After a successful first event in 2010, John continued to think outside the box and held a Motorsport Expo in conjunction with the 2011 event.

Held Expo

“Holding the Expo was to personalise Motorsport in Kilkenny with the general public,” he explained. “Number one, show how a Motor Club works internally and for people who wanted to get involved, join the club. The second was for people who wanted to become a competitor was to show how you get started on whatever budget.”

Which year would you pick as your favourite?
“That’s a hard one, it’s always hard to beat the first year. It was magic,” he beamed. “We were all so eager to put on a great show and the team gelled from the start. The memories from that rally will stay with me for ever. Taking the three years as a whole I must be satisfied at what we have accomplished.

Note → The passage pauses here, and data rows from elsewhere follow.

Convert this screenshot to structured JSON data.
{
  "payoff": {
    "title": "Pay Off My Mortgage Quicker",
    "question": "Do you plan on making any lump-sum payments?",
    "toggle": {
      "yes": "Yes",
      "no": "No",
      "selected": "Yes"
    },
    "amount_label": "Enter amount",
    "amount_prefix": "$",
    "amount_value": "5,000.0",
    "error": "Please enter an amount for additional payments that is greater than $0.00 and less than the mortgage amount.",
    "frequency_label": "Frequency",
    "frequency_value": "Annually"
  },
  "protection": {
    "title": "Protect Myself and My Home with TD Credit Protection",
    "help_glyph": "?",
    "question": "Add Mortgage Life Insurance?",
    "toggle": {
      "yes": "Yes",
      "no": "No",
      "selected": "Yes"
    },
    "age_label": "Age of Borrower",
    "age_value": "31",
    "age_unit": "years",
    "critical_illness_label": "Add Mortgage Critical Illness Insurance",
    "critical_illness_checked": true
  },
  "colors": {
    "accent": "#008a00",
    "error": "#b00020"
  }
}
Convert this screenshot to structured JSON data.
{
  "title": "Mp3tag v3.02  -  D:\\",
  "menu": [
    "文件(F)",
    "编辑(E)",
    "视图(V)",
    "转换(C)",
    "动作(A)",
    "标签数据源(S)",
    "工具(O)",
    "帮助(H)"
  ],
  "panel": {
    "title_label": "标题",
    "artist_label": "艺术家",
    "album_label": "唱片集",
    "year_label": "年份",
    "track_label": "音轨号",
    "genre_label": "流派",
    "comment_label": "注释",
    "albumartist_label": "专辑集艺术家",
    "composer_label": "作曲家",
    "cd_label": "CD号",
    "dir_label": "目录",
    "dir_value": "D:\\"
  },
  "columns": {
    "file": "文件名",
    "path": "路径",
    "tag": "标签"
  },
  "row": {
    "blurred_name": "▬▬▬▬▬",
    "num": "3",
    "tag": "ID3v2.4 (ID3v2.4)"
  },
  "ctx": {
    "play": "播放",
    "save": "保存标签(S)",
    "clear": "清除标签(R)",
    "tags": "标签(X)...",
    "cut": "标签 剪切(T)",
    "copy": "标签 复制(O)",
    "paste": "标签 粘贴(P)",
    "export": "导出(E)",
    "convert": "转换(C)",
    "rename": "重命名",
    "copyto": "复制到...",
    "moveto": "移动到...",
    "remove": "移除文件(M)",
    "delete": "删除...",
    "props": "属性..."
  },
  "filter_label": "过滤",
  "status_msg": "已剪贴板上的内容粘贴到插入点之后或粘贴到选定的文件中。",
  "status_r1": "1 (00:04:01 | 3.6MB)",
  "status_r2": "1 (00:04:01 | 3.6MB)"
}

“I’ve learned so much, made new friends, lost a few (big laugh) and I’ll be paying back favours for the next ten years.”
Do you have any regrets after the three year?
“Yes and no,” John offered. “I say this because after our success in the first year I would have loved to run a street stage, centring the rally around it but because of the amount of organisation involved the remainder of the rally would have suffered. Maybe next time, if there is a next time, but overall I’m delighted with the success of the event over the three years.”